- Two billion people worldwide have been infected with hepatitis B globally, and about 600 000 people die every year due to the consequences of hepatitis B.i
- Despite the availability of a safe and effective vaccine, hepatitis B is the most common liver infection in the world. The hepatitis B virus is up to 100 times more infectious than HIV. ii
- In Australia, approximately 225,000 people are living with chronic hepatitis B which is defined as having had the infection for longer than six months. However, nearly half of those living with chronic hepatitis B in Australia are undiagnosed. iii
- People with chronic hepatitis B may feel well even though liver damage is occurring.
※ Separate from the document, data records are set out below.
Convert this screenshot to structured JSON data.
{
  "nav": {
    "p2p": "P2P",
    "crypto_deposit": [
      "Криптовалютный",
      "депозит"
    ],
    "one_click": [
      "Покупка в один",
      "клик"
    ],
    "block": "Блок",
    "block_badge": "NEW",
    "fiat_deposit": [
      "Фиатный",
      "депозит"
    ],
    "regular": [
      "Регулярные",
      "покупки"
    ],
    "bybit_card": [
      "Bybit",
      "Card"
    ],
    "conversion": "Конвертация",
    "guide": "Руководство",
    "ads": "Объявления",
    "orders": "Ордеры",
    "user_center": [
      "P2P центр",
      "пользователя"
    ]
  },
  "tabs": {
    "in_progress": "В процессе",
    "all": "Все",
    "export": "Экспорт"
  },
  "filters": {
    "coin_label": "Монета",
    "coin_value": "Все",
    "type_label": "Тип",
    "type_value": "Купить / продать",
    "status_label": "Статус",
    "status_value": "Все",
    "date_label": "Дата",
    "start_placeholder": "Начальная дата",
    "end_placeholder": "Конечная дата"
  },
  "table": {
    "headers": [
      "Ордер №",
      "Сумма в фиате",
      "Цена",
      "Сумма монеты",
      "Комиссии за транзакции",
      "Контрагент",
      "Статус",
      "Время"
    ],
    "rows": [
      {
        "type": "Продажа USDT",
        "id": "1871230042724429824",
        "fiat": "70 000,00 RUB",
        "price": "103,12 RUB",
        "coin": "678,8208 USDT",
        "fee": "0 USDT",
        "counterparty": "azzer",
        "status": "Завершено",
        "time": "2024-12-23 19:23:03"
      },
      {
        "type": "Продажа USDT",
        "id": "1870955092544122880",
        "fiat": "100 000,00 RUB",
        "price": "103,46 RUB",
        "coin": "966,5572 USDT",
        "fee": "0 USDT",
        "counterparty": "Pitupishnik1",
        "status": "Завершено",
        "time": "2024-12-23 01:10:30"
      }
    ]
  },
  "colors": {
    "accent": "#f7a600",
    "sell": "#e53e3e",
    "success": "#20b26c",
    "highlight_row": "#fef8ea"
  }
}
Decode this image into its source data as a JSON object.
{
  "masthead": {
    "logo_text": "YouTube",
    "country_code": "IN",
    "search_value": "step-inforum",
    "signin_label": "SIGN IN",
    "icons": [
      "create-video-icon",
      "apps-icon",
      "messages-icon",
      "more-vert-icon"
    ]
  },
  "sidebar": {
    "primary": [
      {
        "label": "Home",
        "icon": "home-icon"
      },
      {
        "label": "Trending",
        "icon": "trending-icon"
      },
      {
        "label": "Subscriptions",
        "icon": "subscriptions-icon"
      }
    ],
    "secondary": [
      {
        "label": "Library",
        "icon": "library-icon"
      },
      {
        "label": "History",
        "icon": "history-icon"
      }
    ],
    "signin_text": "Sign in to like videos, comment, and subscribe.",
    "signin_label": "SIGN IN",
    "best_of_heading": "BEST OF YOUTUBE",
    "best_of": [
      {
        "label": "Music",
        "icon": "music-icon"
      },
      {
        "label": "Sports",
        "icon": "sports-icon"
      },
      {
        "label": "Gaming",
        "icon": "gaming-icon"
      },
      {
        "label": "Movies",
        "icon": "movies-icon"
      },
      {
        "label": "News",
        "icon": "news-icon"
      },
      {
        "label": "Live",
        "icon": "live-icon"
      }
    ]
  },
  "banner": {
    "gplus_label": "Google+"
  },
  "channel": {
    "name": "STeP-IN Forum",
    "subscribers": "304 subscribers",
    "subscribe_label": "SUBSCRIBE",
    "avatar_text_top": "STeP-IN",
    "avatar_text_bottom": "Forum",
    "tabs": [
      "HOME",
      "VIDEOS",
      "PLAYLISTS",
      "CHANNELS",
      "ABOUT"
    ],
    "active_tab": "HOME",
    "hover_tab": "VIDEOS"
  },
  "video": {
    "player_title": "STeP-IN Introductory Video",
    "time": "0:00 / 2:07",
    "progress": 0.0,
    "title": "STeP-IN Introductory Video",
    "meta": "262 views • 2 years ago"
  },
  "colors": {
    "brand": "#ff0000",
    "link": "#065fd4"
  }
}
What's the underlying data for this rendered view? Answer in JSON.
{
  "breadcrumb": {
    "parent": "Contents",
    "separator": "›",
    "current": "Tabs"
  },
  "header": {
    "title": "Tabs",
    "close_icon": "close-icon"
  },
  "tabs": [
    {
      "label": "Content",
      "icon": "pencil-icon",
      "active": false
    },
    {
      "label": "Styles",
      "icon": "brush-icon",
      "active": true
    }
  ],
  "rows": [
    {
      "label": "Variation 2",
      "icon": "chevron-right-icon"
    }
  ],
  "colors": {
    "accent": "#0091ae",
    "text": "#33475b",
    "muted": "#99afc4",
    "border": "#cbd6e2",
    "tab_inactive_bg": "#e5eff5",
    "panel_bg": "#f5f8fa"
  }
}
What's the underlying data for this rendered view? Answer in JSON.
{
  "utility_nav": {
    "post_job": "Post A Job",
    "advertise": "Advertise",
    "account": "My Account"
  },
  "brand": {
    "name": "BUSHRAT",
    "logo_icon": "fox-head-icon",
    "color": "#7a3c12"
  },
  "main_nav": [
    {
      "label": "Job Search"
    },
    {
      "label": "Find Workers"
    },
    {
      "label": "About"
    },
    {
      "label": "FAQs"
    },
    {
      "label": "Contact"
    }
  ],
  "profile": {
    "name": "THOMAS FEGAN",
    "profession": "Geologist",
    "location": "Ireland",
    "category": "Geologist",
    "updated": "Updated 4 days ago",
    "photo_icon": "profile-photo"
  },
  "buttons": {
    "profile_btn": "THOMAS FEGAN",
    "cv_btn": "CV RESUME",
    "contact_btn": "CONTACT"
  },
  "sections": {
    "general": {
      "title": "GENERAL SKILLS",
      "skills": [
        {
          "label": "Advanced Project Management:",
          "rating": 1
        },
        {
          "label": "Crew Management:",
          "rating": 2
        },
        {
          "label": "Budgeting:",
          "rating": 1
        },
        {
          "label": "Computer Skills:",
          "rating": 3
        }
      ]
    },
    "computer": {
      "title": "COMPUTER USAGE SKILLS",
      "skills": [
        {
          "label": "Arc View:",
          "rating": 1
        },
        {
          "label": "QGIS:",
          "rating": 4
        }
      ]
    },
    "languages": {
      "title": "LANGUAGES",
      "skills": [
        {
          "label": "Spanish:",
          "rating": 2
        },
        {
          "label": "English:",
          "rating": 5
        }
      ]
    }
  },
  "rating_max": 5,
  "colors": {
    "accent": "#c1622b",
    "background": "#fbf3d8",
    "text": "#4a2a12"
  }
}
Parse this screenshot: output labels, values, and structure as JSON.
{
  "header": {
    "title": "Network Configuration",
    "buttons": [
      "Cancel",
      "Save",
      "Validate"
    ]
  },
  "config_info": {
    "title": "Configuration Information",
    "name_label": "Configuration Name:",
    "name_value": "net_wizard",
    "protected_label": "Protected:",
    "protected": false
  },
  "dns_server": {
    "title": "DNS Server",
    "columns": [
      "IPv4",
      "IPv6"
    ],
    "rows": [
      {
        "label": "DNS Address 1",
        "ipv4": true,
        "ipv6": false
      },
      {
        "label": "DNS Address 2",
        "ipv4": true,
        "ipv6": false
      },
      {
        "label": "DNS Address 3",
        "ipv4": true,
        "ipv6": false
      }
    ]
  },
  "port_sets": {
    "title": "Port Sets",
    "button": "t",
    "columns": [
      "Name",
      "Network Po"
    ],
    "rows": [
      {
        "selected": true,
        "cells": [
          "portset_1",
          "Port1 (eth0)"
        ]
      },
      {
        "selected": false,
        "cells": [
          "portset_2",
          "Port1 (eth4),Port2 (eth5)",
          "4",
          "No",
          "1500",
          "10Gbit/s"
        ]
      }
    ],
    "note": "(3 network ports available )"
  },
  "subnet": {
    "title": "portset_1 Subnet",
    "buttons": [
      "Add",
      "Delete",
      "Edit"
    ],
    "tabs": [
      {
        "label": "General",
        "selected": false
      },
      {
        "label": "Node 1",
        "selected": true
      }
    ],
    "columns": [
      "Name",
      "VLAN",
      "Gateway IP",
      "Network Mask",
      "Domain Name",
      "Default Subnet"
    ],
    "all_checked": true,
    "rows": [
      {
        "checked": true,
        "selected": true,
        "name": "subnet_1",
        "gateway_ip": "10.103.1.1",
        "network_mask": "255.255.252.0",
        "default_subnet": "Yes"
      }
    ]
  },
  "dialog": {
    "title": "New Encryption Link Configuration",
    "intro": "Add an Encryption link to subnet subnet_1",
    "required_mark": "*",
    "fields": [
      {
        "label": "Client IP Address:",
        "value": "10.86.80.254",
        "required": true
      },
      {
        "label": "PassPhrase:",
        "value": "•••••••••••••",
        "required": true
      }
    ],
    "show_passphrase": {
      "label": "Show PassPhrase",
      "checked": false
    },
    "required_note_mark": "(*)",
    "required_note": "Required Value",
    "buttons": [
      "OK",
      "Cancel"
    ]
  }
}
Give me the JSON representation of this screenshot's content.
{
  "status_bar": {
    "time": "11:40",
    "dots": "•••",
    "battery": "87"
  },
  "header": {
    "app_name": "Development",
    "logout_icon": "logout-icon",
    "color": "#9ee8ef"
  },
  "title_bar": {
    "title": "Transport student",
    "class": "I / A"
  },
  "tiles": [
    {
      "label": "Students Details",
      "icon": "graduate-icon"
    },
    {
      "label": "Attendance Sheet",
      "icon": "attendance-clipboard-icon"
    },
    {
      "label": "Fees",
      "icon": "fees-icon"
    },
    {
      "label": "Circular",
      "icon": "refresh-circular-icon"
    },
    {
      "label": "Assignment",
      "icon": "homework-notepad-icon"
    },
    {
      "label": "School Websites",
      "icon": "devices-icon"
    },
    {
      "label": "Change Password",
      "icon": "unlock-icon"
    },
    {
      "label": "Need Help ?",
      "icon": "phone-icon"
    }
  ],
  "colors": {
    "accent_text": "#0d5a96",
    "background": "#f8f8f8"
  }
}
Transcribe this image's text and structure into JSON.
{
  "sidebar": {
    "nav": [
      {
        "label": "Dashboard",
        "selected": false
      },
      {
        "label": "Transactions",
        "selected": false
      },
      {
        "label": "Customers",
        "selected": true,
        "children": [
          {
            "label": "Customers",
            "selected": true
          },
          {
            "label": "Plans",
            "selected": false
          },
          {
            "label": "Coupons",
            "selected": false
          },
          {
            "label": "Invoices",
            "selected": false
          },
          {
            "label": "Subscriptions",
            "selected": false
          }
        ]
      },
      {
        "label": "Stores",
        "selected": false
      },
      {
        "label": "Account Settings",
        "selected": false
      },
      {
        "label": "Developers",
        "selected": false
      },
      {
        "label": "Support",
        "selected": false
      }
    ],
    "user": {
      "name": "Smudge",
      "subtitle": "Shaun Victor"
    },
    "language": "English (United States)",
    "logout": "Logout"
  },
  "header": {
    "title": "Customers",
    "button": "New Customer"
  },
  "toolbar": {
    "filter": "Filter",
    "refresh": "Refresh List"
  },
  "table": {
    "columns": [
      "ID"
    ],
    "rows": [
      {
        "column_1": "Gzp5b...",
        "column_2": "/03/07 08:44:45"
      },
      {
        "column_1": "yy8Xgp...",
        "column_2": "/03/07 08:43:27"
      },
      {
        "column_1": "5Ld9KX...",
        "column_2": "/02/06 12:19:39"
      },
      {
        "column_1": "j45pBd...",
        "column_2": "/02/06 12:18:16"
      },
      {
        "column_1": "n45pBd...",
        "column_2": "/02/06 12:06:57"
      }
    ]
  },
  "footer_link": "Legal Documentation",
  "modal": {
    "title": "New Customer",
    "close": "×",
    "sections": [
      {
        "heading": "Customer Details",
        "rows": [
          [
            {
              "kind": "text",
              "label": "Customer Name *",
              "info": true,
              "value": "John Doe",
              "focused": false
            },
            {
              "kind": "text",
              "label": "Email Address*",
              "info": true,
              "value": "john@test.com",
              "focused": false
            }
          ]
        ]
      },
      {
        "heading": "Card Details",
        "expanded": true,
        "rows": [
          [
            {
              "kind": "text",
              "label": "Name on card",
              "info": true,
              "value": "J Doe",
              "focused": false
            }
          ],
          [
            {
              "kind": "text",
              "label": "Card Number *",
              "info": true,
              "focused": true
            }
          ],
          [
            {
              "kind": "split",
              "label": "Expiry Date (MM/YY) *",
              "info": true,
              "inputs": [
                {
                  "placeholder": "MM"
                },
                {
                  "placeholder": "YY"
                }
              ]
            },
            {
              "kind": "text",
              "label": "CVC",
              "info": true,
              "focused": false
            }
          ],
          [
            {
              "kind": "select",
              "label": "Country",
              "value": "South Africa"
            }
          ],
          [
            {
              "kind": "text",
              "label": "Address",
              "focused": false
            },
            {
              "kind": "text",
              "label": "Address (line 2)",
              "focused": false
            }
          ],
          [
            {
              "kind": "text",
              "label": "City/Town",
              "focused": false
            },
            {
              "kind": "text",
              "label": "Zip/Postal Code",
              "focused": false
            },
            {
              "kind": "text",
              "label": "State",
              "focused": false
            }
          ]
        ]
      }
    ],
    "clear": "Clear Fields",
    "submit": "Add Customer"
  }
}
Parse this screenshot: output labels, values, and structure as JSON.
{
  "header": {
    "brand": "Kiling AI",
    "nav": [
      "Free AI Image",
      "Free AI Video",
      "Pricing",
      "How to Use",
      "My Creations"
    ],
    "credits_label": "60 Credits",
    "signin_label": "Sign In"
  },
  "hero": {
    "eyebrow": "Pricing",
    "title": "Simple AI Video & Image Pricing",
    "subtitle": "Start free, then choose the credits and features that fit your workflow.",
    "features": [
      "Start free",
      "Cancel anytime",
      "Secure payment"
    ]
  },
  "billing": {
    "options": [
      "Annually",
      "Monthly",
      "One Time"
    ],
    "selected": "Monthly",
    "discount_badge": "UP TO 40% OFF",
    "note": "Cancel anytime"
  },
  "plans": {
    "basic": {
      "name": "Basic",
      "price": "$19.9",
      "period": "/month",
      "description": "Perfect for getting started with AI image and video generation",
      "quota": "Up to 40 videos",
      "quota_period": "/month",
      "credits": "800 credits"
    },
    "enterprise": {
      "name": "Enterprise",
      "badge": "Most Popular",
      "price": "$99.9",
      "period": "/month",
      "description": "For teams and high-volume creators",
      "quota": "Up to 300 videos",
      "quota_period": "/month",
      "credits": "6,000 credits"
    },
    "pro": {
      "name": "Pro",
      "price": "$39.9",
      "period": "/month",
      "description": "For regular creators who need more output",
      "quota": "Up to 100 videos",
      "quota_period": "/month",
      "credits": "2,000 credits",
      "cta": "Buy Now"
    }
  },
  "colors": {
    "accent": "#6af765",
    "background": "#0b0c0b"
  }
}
If not diagnosed and treated, chronic hepatitis B can lead to cirrhosis (scarring of the liver), liver cancer and liver failure.
- For those already living with chronic hepatitis B, ongoing treatment and monitoring helps provide protection against the development of liver disease and liver cancer.
- 5% of people living with chronic hepatitis B in Australia are currently receiving potentially life‐saving treatment.iii
- Despite the safe and highly effective hepatitis B vaccine being part of the infant immunisation schedule in Australia, many of those at higher risk of infection remain unvaccinated and therefore vulnerable to infection.
- People who were born in the Asia‐Pacific region, or Africa, have often not been vaccinated despite these regions having much higher population rates of hepatitis B and are therefore more vulnerable to infection.
- People in rural and remote Aboriginal and Torres Strait Islander communities also have a higher burden of chronic hepatitis B than the non‐indigenous population and this is coupled with much poorer health outcomes. v
- Without access to appropriate healthcare, one in four adults who were infected early in life will later die due to complications of
chronic hepatitis B.
- Deaths from primary liver cancer are climbing faster than any other cause of cancer death in Australia and untreated chronic hepatitis B is a major contributor.vi
- Most people diagnosed with liver cancer in Australia die within one to two years – many in the first month after diagnosis.
i WHO Factsheet. Hepatitis B, Factsheet Number 204‐ July 2014. http://www.who.int/mediacentre/factsheets/fs204/en/
ii Centre for Disease Control and Prevention, Chronic Hepatitis B and Asian Pacific Islanders. July 2013. http://www.cdc.gov/Features/ChronicHepatitisB/
iii MacLachlan JH, Allard N, Towell V, Cowie BC. The burden of chronic hepatitis B virus infection in Australia, 2011. Australian and New Zealand Journal of Public Health 2013; 37(5):416-22.online
iv Cancer Forum March 2012 – Vol 6, Issue 1. Recognising the role of infection: preventing liver cancer in special populations. Kylie S Carville and Benjamin Cowie. http://www.cancerforum.org.au/Issues/2012/March/Forum/Recognising_role_infection.htm
v Department of Health and Ageing. National Hepatitis B Strategy 2010 – 2013. Health.gov.au; online.
vi Cancer Council Australia. National Liver Cancer Prevention Policy. July 2012. http://wiki.cancer.org.au/prevention/Liver_cancer
Page updated: 15 July 2014